### Description of the task
Records appear below. Give all of them again, exactly.

START Material to process

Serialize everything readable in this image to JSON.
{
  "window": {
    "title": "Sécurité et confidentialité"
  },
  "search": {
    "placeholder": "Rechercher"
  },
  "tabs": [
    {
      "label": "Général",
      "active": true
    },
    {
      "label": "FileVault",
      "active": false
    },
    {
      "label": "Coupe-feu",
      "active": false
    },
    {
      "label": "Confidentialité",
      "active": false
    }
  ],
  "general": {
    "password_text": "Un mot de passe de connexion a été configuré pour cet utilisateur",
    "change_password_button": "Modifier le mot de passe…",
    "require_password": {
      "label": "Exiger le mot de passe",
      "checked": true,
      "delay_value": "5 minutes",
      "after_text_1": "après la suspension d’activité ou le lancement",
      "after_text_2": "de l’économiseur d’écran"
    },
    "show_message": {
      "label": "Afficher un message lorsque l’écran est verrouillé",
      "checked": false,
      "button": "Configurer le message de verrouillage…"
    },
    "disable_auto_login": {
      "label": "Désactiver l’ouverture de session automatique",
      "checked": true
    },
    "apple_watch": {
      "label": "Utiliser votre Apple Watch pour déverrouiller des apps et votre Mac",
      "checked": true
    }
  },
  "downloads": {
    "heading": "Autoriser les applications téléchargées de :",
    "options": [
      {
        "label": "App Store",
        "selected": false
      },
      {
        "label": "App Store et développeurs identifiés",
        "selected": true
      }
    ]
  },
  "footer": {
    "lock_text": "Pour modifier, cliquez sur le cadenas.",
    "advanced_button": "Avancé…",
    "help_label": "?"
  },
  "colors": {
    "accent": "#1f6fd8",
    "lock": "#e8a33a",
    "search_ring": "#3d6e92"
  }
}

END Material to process

### Response below
Serialize everything readable in this image to JSON.
{
  "window": {
    "title": "Sécurité et confidentialité"
  },
  "search": {
    "placeholder": "Rechercher"
  },
  "tabs": [
    {
      "label": "Général",
      "active": true
    },
    {
      "label": "FileVault",
      "active": false
    },
    {
      "label": "Coupe-feu",
      "active": false
    },
    {
      "label": "Confidentialité",
      "active": false
    }
  ],
  "general": {
    "password_text": "Un mot de passe de connexion a été configuré pour cet utilisateur",
    "change_password_button": "Modifier le mot de passe…",
    "require_password": {
      "label": "Exiger le mot de passe",
      "checked": true,
      "delay_value": "5 minutes",
      "after_text_1": "après la suspension d’activité ou le lancement",
      "after_text_2": "de l’économiseur d’écran"
    },
    "show_message": {
      "label": "Afficher un message lorsque l’écran est verrouillé",
      "checked": false,
      "button": "Configurer le message de verrouillage…"
    },
    "disable_auto_login": {
      "label": "Désactiver l’ouverture de session automatique",
      "checked": true
    },
    "apple_watch": {
      "label": "Utiliser votre Apple Watch pour déverrouiller des apps et votre Mac",
      "checked": true
    }
  },
  "downloads": {
    "heading": "Autoriser les applications téléchargées de :",
    "options": [
      {
        "label": "App Store",
        "selected": false
      },
      {
        "label": "App Store et développeurs identifiés",
        "selected": true
      }
    ]
  },
  "footer": {
    "lock_text": "Pour modifier, cliquez sur le cadenas.",
    "advanced_button": "Avancé…",
    "help_label": "?"
  },
  "colors": {
    "accent": "#1f6fd8",
    "lock": "#e8a33a",
    "search_ring": "#3d6e92"
  }
}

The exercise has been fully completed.